Note to the yellow jackets at Fairfield: Seen you two years in a row now. Please don't come back.

From Fairfield I was off again, alone, when I had to stop at a stop sign. That allowed a small group of three to catch me. I gave them the clear sign so they didn't stop. At first I was going to let them go ahead but then decided to catch a ride. I linked up and sat in. There was a huge guy pulling and two smaller guys following. I assumed they had been working together but it became apparent that the two guys were simply wheel suckers. I sort of felt dirty being one myself although I'm not sure what work I could have contributed. I sat in for 2.5 miles until reaching the battlefield in Gettysburg.

I stopped, took a few pictures, then rode off again. I was hurting and may have been tempted to jump in a SAG vehicle had they offered one so close to the end. I didn't.

Riding through the Battlefield at Gettysburg is a surreal experience.

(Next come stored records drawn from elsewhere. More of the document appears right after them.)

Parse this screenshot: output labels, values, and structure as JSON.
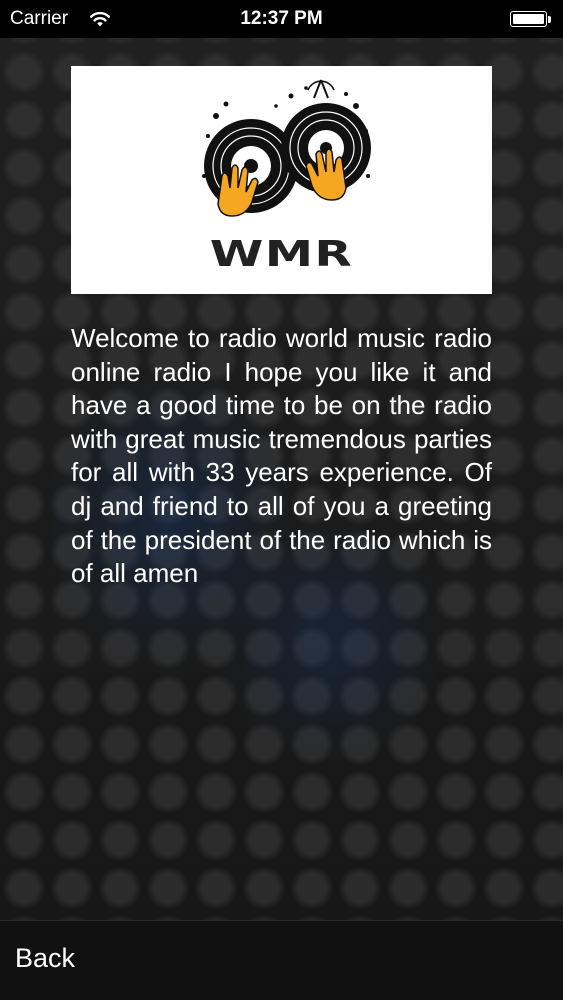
{
  "status_bar": {
    "carrier": "Carrier",
    "time": "12:37 PM",
    "wifi_icon": "wifi-icon",
    "battery_icon": "battery-icon",
    "battery_level": 1.0
  },
  "logo": {
    "icon": "turntable-hands-logo",
    "text": "WMR",
    "accent_color": "#f5a623"
  },
  "content": {
    "welcome_text": "Welcome to radio world music radio online radio I hope you like it and have a good time to be on the radio with great music tremendous parties for all with 33 years experience. Of dj and friend to all of you a greeting of the president of the radio which is of all amen"
  },
  "navigation": {
    "back_label": "Back"
  }
}
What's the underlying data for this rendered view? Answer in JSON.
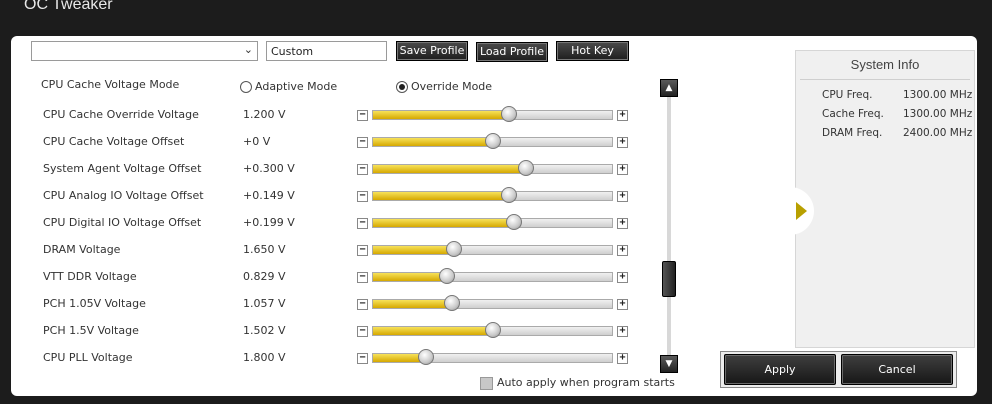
{
  "window": {
    "title": "OC Tweaker"
  },
  "profile": {
    "selected": "",
    "name": "Custom",
    "save_label": "Save Profile",
    "load_label": "Load Profile",
    "hotkey_label": "Hot Key"
  },
  "cache_mode": {
    "label": "CPU Cache Voltage Mode",
    "adaptive_label": "Adaptive Mode",
    "override_label": "Override Mode",
    "selected": "Override Mode"
  },
  "settings": [
    {
      "label": "CPU Cache Override Voltage",
      "value": "1.200 V",
      "level": 0.57
    },
    {
      "label": "CPU Cache Voltage Offset",
      "value": "+0 V",
      "level": 0.5
    },
    {
      "label": "System Agent Voltage Offset",
      "value": "+0.300 V",
      "level": 0.64
    },
    {
      "label": "CPU Analog IO Voltage Offset",
      "value": "+0.149 V",
      "level": 0.57
    },
    {
      "label": "CPU Digital IO Voltage Offset",
      "value": "+0.199 V",
      "level": 0.59
    },
    {
      "label": "DRAM Voltage",
      "value": "1.650 V",
      "level": 0.34
    },
    {
      "label": "VTT DDR Voltage",
      "value": "0.829 V",
      "level": 0.31
    },
    {
      "label": "PCH 1.05V Voltage",
      "value": "1.057 V",
      "level": 0.33
    },
    {
      "label": "PCH 1.5V Voltage",
      "value": "1.502 V",
      "level": 0.5
    },
    {
      "label": "CPU PLL Voltage",
      "value": "1.800 V",
      "level": 0.22
    }
  ],
  "auto_apply": {
    "label": "Auto apply when program starts",
    "checked": false
  },
  "system_info": {
    "title": "System Info",
    "rows": [
      {
        "label": "CPU Freq.",
        "value": "1300.00 MHz"
      },
      {
        "label": "Cache Freq.",
        "value": "1300.00 MHz"
      },
      {
        "label": "DRAM Freq.",
        "value": "2400.00 MHz"
      }
    ]
  },
  "actions": {
    "apply_label": "Apply",
    "cancel_label": "Cancel"
  },
  "colors": {
    "accent": "#d6a800",
    "background": "#1c1c1c"
  }
}
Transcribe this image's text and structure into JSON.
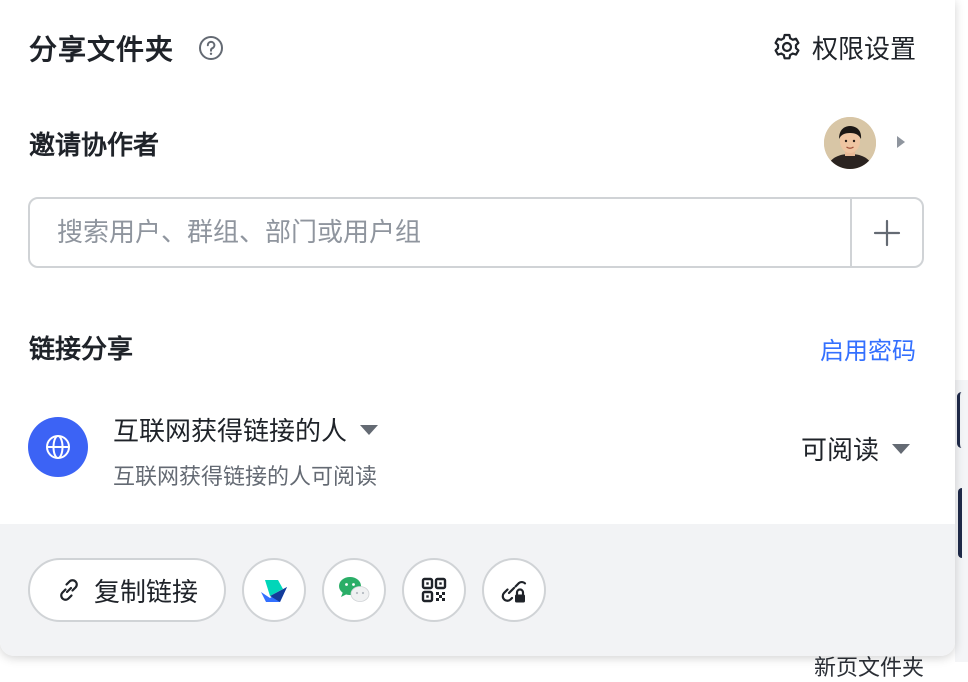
{
  "dialog": {
    "title": "分享文件夹",
    "permission_settings_label": "权限设置"
  },
  "invite": {
    "label": "邀请协作者",
    "search_placeholder": "搜索用户、群组、部门或用户组"
  },
  "link_share": {
    "label": "链接分享",
    "enable_password_label": "启用密码",
    "scope_label": "互联网获得链接的人",
    "scope_description": "互联网获得链接的人可阅读",
    "permission_label": "可阅读"
  },
  "footer": {
    "copy_link_label": "复制链接"
  },
  "background": {
    "partial_text": "新页文件夹"
  },
  "colors": {
    "accent": "#3370ff",
    "globe_bg": "#3c63f5",
    "footer_bg": "#f2f3f5",
    "wechat_green": "#2aae67"
  }
}
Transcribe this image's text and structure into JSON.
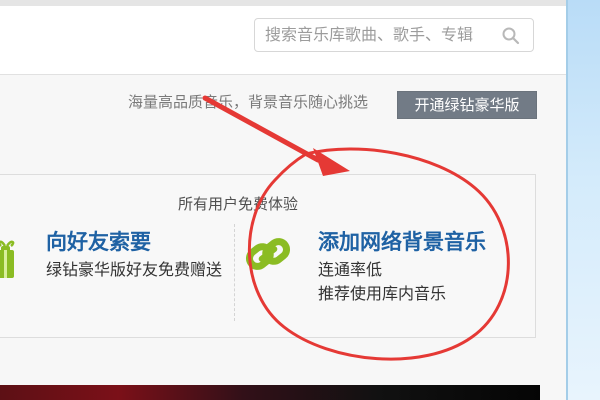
{
  "search": {
    "placeholder": "搜索音乐库歌曲、歌手、专辑",
    "icon": "search-icon"
  },
  "promo": {
    "text": "海量高品质音乐，背景音乐随心挑选",
    "button_label": "开通绿钻豪华版"
  },
  "experience": {
    "title": "所有用户免费体验",
    "friend": {
      "title": "向好友索要",
      "description": "绿钻豪华版好友免费赠送",
      "icon": "gift-icon",
      "color": "#8bbc23"
    },
    "network": {
      "title": "添加网络背景音乐",
      "description_lines": [
        "连通率低",
        "推荐使用库内音乐"
      ],
      "icon": "link-icon",
      "color": "#8bbc23"
    }
  },
  "annotation": {
    "arrow_icon": "red-arrow-icon",
    "circle_icon": "red-circle-annotation",
    "color": "#e53935"
  },
  "colors": {
    "link_blue": "#1f62a4",
    "button_gray": "#727b86"
  }
}
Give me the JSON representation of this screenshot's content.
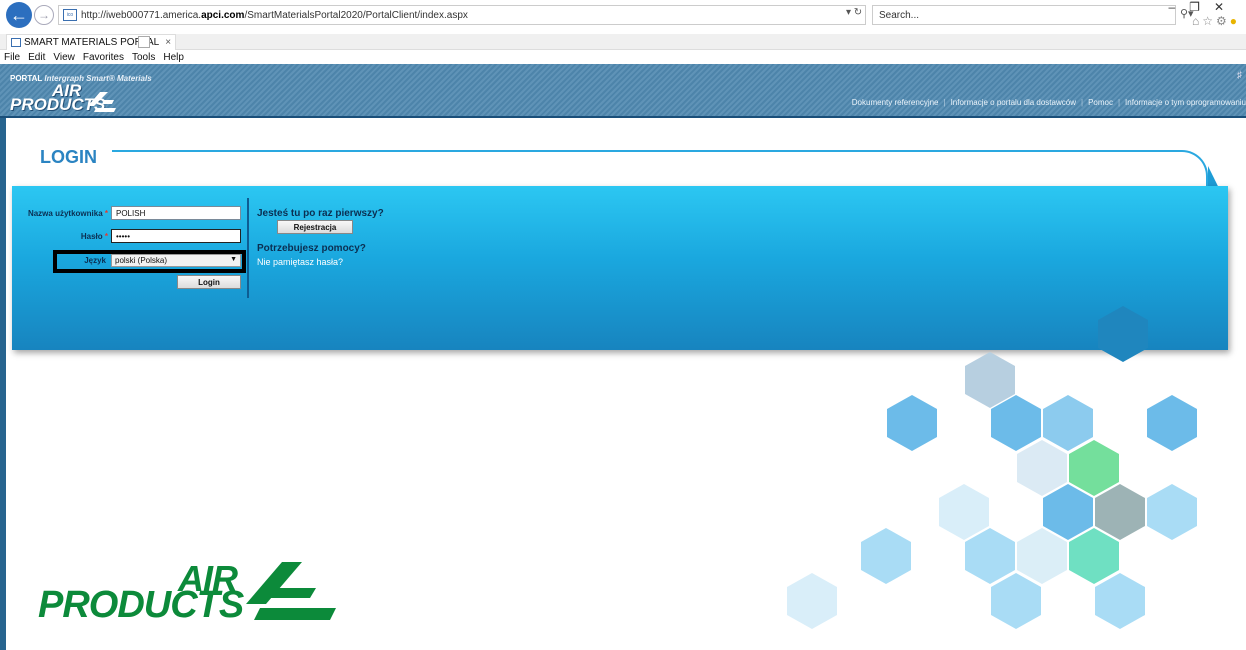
{
  "browser": {
    "url_prefix": "http://iweb000771.america.",
    "url_domain": "apci.com",
    "url_path": "/SmartMaterialsPortal2020/PortalClient/index.aspx",
    "search_placeholder": "Search...",
    "tab_title": "SMART MATERIALS PORTAL",
    "tab_close": "×",
    "menu": [
      "File",
      "Edit",
      "View",
      "Favorites",
      "Tools",
      "Help"
    ]
  },
  "header": {
    "portal_label": "PORTAL",
    "portal_product": "Intergraph Smart® Materials",
    "logo_line1": "AIR",
    "logo_line2": "PRODUCTS",
    "nav": [
      "Dokumenty referencyjne",
      "Informacje o portalu dla dostawców",
      "Pomoc",
      "Informacje o tym oprogramowaniu"
    ]
  },
  "login": {
    "title": "LOGIN",
    "username_label": "Nazwa użytkownika",
    "username_value": "POLISH",
    "password_label": "Hasło",
    "password_value": "•••••",
    "language_label": "Język",
    "language_value": "polski (Polska)",
    "login_button": "Login",
    "required_mark": "*",
    "first_time_heading": "Jesteś tu po raz pierwszy?",
    "register_button": "Rejestracja",
    "help_heading": "Potrzebujesz pomocy?",
    "forgot_password_link": "Nie pamiętasz hasła?"
  },
  "footer_logo": {
    "line1": "AIR",
    "line2": "PRODUCTS"
  },
  "colors": {
    "accent": "#2b84c2",
    "panel": "#1aa7de",
    "brand_green": "#0c8a3a"
  }
}
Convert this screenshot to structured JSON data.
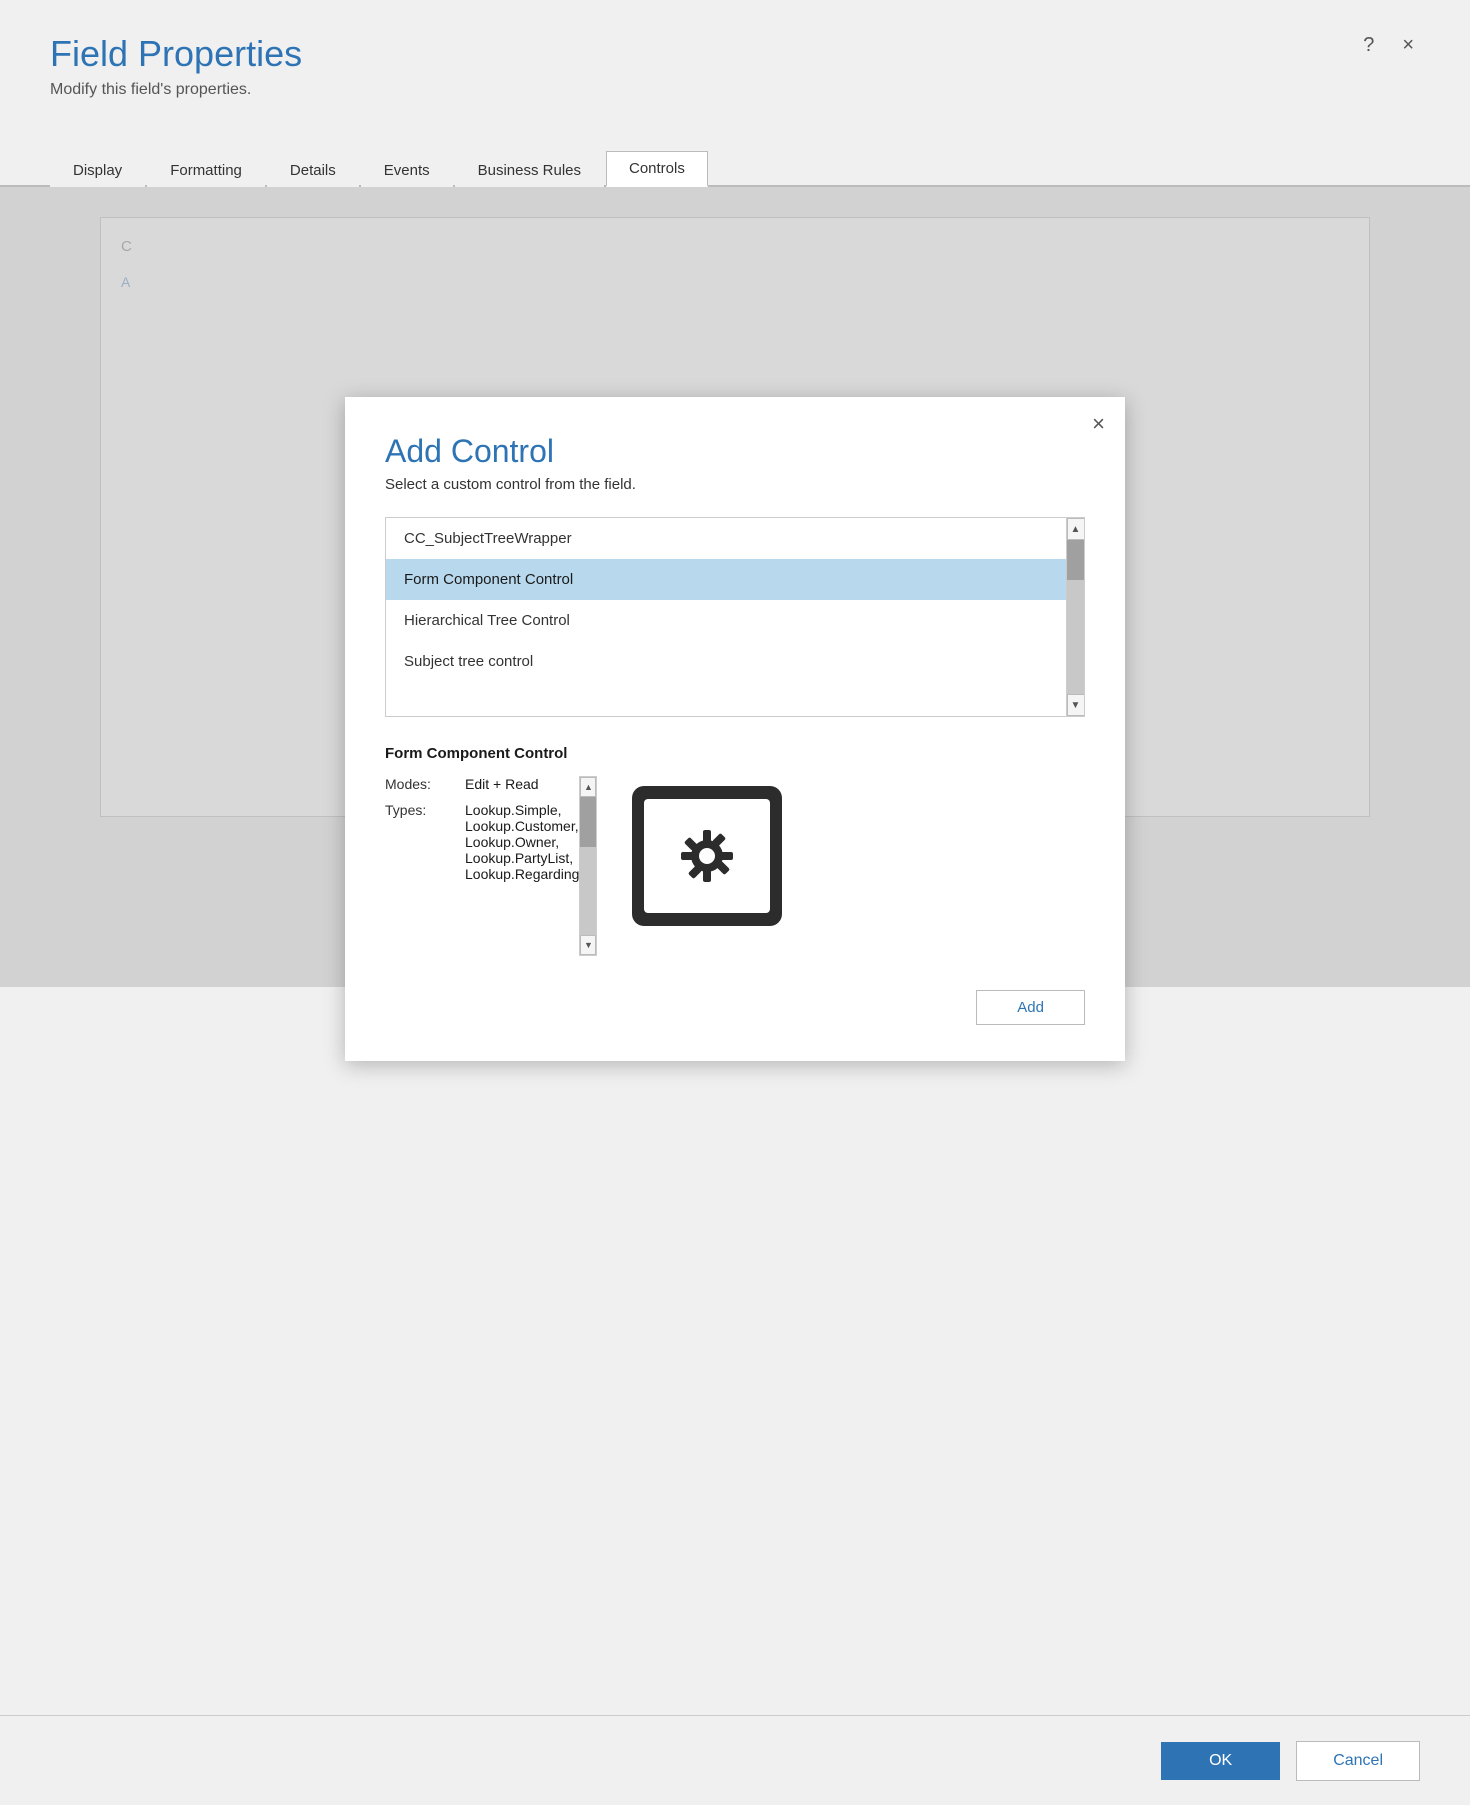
{
  "window": {
    "title": "Field Properties",
    "subtitle": "Modify this field's properties.",
    "help_btn": "?",
    "close_btn": "×"
  },
  "tabs": [
    {
      "id": "display",
      "label": "Display",
      "active": false
    },
    {
      "id": "formatting",
      "label": "Formatting",
      "active": false
    },
    {
      "id": "details",
      "label": "Details",
      "active": false
    },
    {
      "id": "events",
      "label": "Events",
      "active": false
    },
    {
      "id": "business-rules",
      "label": "Business Rules",
      "active": false
    },
    {
      "id": "controls",
      "label": "Controls",
      "active": true
    }
  ],
  "modal": {
    "title": "Add Control",
    "subtitle": "Select a custom control from the field.",
    "close_btn": "×",
    "list_items": [
      {
        "id": "cc-subject-tree-wrapper",
        "label": "CC_SubjectTreeWrapper",
        "selected": false
      },
      {
        "id": "form-component-control",
        "label": "Form Component Control",
        "selected": true
      },
      {
        "id": "hierarchical-tree-control",
        "label": "Hierarchical Tree Control",
        "selected": false
      },
      {
        "id": "subject-tree-control",
        "label": "Subject tree control",
        "selected": false
      }
    ],
    "details": {
      "title": "Form Component Control",
      "modes_label": "Modes:",
      "modes_value": "Edit + Read",
      "types_label": "Types:",
      "types_value": "Lookup.Simple,\nLookup.Customer,\nLookup.Owner,\nLookup.PartyList,\nLookup.Regarding"
    },
    "add_button": "Add"
  },
  "footer": {
    "ok_label": "OK",
    "cancel_label": "Cancel"
  },
  "background_label": "C",
  "bg_link": "A"
}
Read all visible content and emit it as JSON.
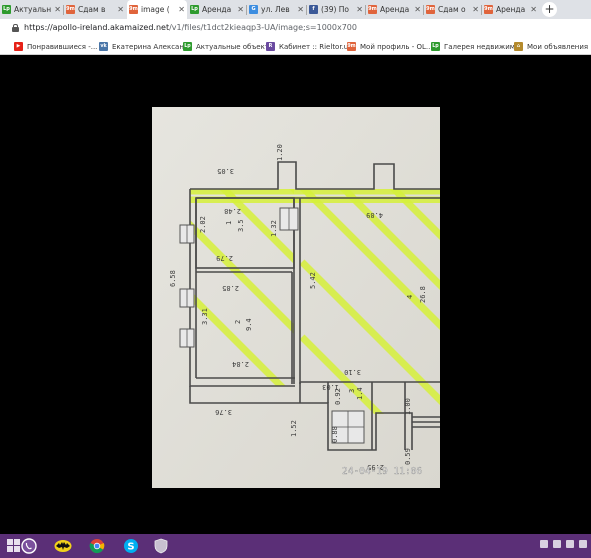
{
  "tabs": [
    {
      "label": "Актуальн",
      "fav": "Lp",
      "color": "#2e9b2e",
      "active": false
    },
    {
      "label": "Сдам в",
      "fav": "9m",
      "color": "#e0643c",
      "active": false
    },
    {
      "label": "image (",
      "fav": "9m",
      "color": "#e0643c",
      "active": true
    },
    {
      "label": "Аренда",
      "fav": "Lp",
      "color": "#2e9b2e",
      "active": false
    },
    {
      "label": "ул. Лев",
      "fav": "G",
      "color": "#3c8de0",
      "active": false
    },
    {
      "label": "(39) По",
      "fav": "f",
      "color": "#3b5998",
      "active": false
    },
    {
      "label": "Аренда",
      "fav": "9m",
      "color": "#e0643c",
      "active": false
    },
    {
      "label": "Сдам о",
      "fav": "9m",
      "color": "#e0643c",
      "active": false
    },
    {
      "label": "Аренда",
      "fav": "9m",
      "color": "#e0643c",
      "active": false
    }
  ],
  "url": {
    "host": "https://apollo-ireland.akamaized.net",
    "path": "/v1/files/t1dct2kieaqp3-UA/image;s=1000x700"
  },
  "bookmarks": [
    {
      "label": "Понравившиеся -...",
      "icon": "youtube-icon",
      "color": "#e62117",
      "fav": "▶"
    },
    {
      "label": "Екатерина Алексан...",
      "icon": "vk-icon",
      "color": "#4a76a8",
      "fav": "vk"
    },
    {
      "label": "Актуальные объект...",
      "icon": "lp-icon",
      "color": "#2e9b2e",
      "fav": "Lp"
    },
    {
      "label": "Кабинет :: Rieltor.ua",
      "icon": "rieltor-icon",
      "color": "#6a4aa0",
      "fav": "R"
    },
    {
      "label": "Мой профиль - OL...",
      "icon": "olx-icon",
      "color": "#e0643c",
      "fav": "9m"
    },
    {
      "label": "Галерея недвижим...",
      "icon": "lp-icon",
      "color": "#2e9b2e",
      "fav": "Lp"
    },
    {
      "label": "Мои объявления н...",
      "icon": "home-icon",
      "color": "#b48a2c",
      "fav": "⌂"
    }
  ],
  "plan": {
    "labels": {
      "d305": "3.05",
      "d120": "1.20",
      "d248": "2.48",
      "d489": "4.89",
      "d202": "2.02",
      "r1": "1",
      "a35": "3.5",
      "d132": "1.32",
      "d279": "2.79",
      "d285": "2.85",
      "d542": "5.42",
      "d658": "6.58",
      "d331": "3.31",
      "r2": "2",
      "a94": "9.4",
      "r4": "4",
      "a268": "26.8",
      "d284": "2.84",
      "d310": "3.10",
      "d103": "1.03",
      "d092": "0.92",
      "r3": "3",
      "a14": "1.4",
      "d376": "3.76",
      "d088": "0.88",
      "d100": "1.00",
      "d152": "1.52",
      "d295": "2.95",
      "d059": "0.59"
    },
    "timestamp": "24-04-19 11:06"
  },
  "taskbar": [
    "start-button",
    "viber-icon",
    "batman-icon",
    "chrome-icon",
    "skype-icon",
    "shield-icon"
  ],
  "colors": {
    "highlighter": "#d6f03a",
    "taskbar": "#5b2f77",
    "paper": "#e4e2dc"
  }
}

I felt transported back to the Civil War. One could feel them singing the Cramptown Races. Doo-dah.

I got back to the start/finish and saw the line for Antietam Dairy ice cream to be too long. That was the best part of the ride. Got to my van. Stopped. Started to lift my leg over the cross tube and then let out a yell. Damn cramps.

1 comment:

  1. The last time I "grabbed a wheel and got in a tuck" was on a downhill following my brother, and he put on the brakes. I nailed his back fender, yes fender, and flipped over my handle bars. Our parents had to come find us, hose us off and drag us to church. I decided then never to go to church again. And I've never again flipped over my handle bars.